Getting Comfortable with Critiques
Six percent of writers, according to a poll on Critique Circle, are most comfortable keeping their manuscripts in the drawer, sharing them with no one.
At least I’m not alone.
I love the joy of discovering a book so good that I can’t seem to put it down, while at the same time wishing that it didn’t have to end. On the good writing days that is what my stories feel like to me. If I could share my creations, and make someone feel the same way I do, I would feel I’ve given something back.
That part of my journey was to begin with getting critiques of my work, as well as learning to critique other writers. I’m getting quite comfortable with the latter, but as far as getting my own work critiqued, I have stalled after one submission. I’m up to my elbows in revision I told myself; I have no time for line editing what might be cut in block revision anyway.

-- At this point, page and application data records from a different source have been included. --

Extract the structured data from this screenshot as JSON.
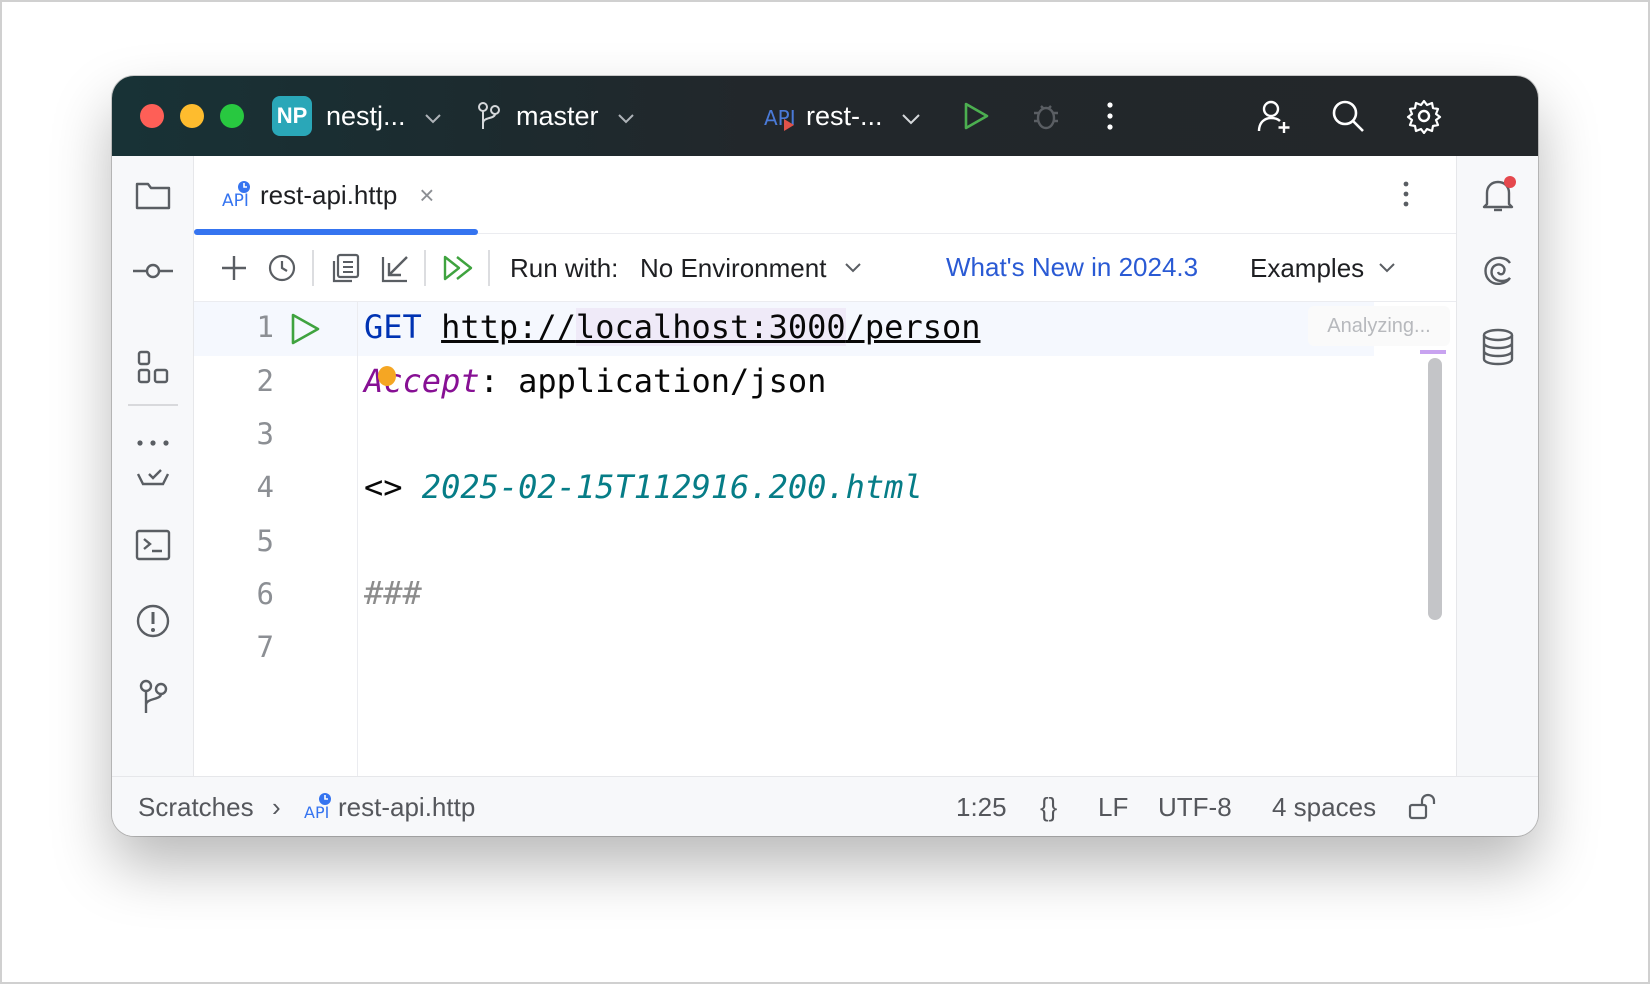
{
  "titlebar": {
    "project_badge": "NP",
    "project_name": "nestj...",
    "branch": "master",
    "run_config": "rest-...",
    "icons": [
      "chevron-down-icon",
      "branch-icon",
      "api-icon",
      "run-icon",
      "debug-icon",
      "more-icon",
      "add-user-icon",
      "search-icon",
      "gear-icon"
    ]
  },
  "left_tools": [
    "folder-icon",
    "commit-icon",
    "structure-icon",
    "more-horizontal-icon",
    "services-icon",
    "terminal-icon",
    "problems-icon",
    "git-icon"
  ],
  "right_tools": [
    "notifications-icon",
    "ai-assistant-icon",
    "database-icon"
  ],
  "tab": {
    "label": "rest-api.http",
    "close": "×"
  },
  "toolbar": {
    "run_with_label": "Run with:",
    "environment": "No Environment",
    "whats_new": "What's New in 2024.3",
    "examples": "Examples"
  },
  "editor": {
    "line_numbers": [
      "1",
      "2",
      "3",
      "4",
      "5",
      "6",
      "7"
    ],
    "lines": {
      "l1_method": "GET",
      "l1_url_a": "http://",
      "l1_url_b": "localhost:3000",
      "l1_url_c": "/person",
      "l2_header": "Accept",
      "l2_rest": ": application/json",
      "l4_prefix": "<> ",
      "l4_file": "2025-02-15T112916.200.html",
      "l6_comment": "###"
    },
    "analyzing": "Analyzing..."
  },
  "statusbar": {
    "breadcrumb_root": "Scratches",
    "breadcrumb_sep": "›",
    "breadcrumb_file": "rest-api.http",
    "position": "1:25",
    "braces": "{}",
    "line_ending": "LF",
    "encoding": "UTF-8",
    "indent": "4 spaces"
  },
  "colors": {
    "accent": "#3574f0",
    "titlebar": "#23272a",
    "link": "#2a5ad4",
    "run_green": "#3fa33f"
  }
}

The other day, however, I received an email in my Inbox.
‘Your story has been critiqued.’
What? Story? There must be some mistake. I haven’t submitted any stories.

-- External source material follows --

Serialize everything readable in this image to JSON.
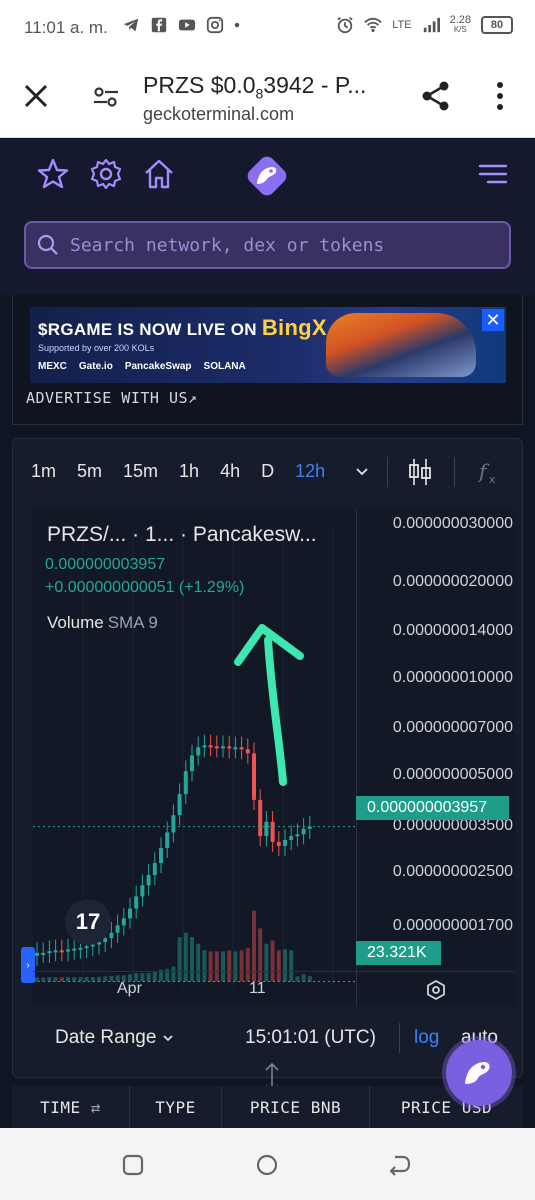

But there it was, a heartfelt, in-depth, inspiring critique from a writer whose soon to be published novel I’d had the pleasure of critiquing. Ivan Borodin, whose novel ‘Pandora 2011: Accounts of the Cursed Shopping Mall’ is due out this fall, had taken it upon himself to look at my sole submission and provide insight into a story I had all but forgotten.
Having rediscovered the value of an excellent critique, I used his and the other fine critics’ suggestions to complete my first revision of this chapter. I posted the revised version for the world to see, and I plan to start preparing other short submissions.

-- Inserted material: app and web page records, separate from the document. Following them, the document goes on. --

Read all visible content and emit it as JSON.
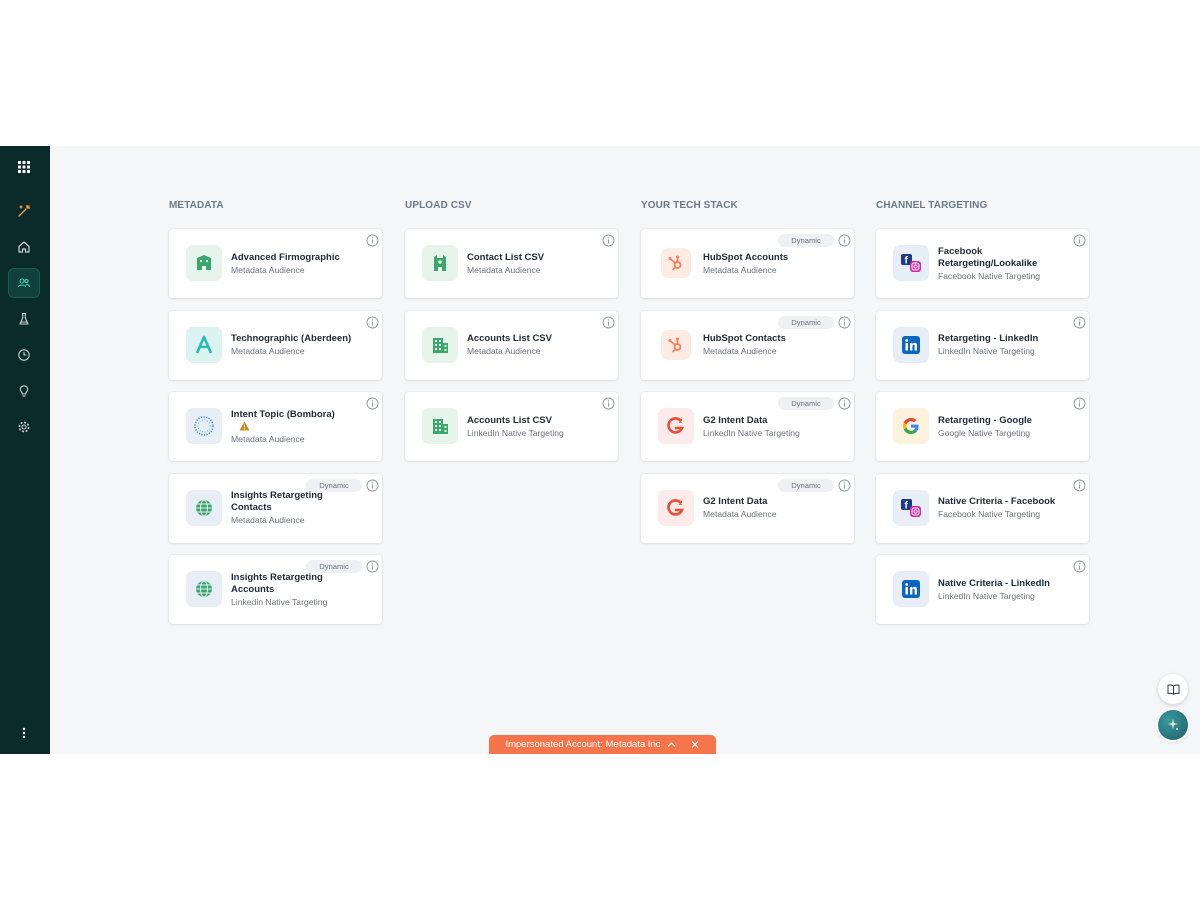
{
  "sidebar": {
    "items": [
      {
        "icon": "apps-grid-icon"
      },
      {
        "icon": "magic-wand-icon"
      },
      {
        "icon": "home-icon"
      },
      {
        "icon": "audience-icon"
      },
      {
        "icon": "flask-icon"
      },
      {
        "icon": "clock-icon"
      },
      {
        "icon": "lightbulb-icon"
      },
      {
        "icon": "settings-icon"
      }
    ],
    "more_icon": "more-vertical-icon"
  },
  "columns": [
    {
      "title": "METADATA",
      "cards": [
        {
          "title": "Advanced Firmographic",
          "subtitle": "Metadata Audience",
          "icon": "building-icon"
        },
        {
          "title": "Technographic (Aberdeen)",
          "subtitle": "Metadata Audience",
          "icon": "aberdeen-logo-icon"
        },
        {
          "title": "Intent Topic (Bombora)",
          "subtitle": "Metadata Audience",
          "icon": "bombora-logo-icon",
          "warning": true
        },
        {
          "title": "Insights Retargeting Contacts",
          "subtitle": "Metadata Audience",
          "icon": "globe-icon",
          "dynamic": "Dynamic"
        },
        {
          "title": "Insights Retargeting Accounts",
          "subtitle": "Linkedin Native Targeting",
          "icon": "globe-icon",
          "dynamic": "Dynamic"
        }
      ]
    },
    {
      "title": "UPLOAD CSV",
      "cards": [
        {
          "title": "Contact List CSV",
          "subtitle": "Metadata Audience",
          "icon": "contact-building-icon"
        },
        {
          "title": "Accounts List CSV",
          "subtitle": "Metadata Audience",
          "icon": "office-building-icon"
        },
        {
          "title": "Accounts List CSV",
          "subtitle": "LinkedIn Native Targeting",
          "icon": "office-building-icon"
        }
      ]
    },
    {
      "title": "YOUR TECH STACK",
      "cards": [
        {
          "title": "HubSpot Accounts",
          "subtitle": "Metadata Audience",
          "icon": "hubspot-logo-icon",
          "dynamic": "Dynamic"
        },
        {
          "title": "HubSpot Contacts",
          "subtitle": "Metadata Audience",
          "icon": "hubspot-logo-icon",
          "dynamic": "Dynamic"
        },
        {
          "title": "G2 Intent Data",
          "subtitle": "LinkedIn Native Targeting",
          "icon": "g2-logo-icon",
          "dynamic": "Dynamic"
        },
        {
          "title": "G2 Intent Data",
          "subtitle": "Metadata Audience",
          "icon": "g2-logo-icon",
          "dynamic": "Dynamic"
        }
      ]
    },
    {
      "title": "CHANNEL TARGETING",
      "cards": [
        {
          "title": "Facebook Retargeting/Lookalike",
          "subtitle": "Facebook Native Targeting",
          "icon": "facebook-instagram-icon"
        },
        {
          "title": "Retargeting - LinkedIn",
          "subtitle": "LinkedIn Native Targeting",
          "icon": "linkedin-logo-icon"
        },
        {
          "title": "Retargeting - Google",
          "subtitle": "Google Native Targeting",
          "icon": "google-logo-icon"
        },
        {
          "title": "Native Criteria - Facebook",
          "subtitle": "Facebook Native Targeting",
          "icon": "facebook-instagram-icon"
        },
        {
          "title": "Native Criteria - LinkedIn",
          "subtitle": "LinkedIn Native Targeting",
          "icon": "linkedin-logo-icon"
        }
      ]
    }
  ],
  "banner": {
    "label": "Impersonated Account:",
    "account": "Metadata Inc"
  },
  "colors": {
    "sidebar_bg": "#0b2b2a",
    "banner_bg": "#f4754b",
    "hubspot": "#ff7a59",
    "g2": "#ef4a34",
    "linkedin": "#0a66c2",
    "green": "#3aa76d"
  }
}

Really, I will. Even though I will probably forever remain among the six percent of writers most comfortable stuffing their manuscripts in a drawer.
(Photograph courtesy of ‘jeltoski’ @ morguefile.com.)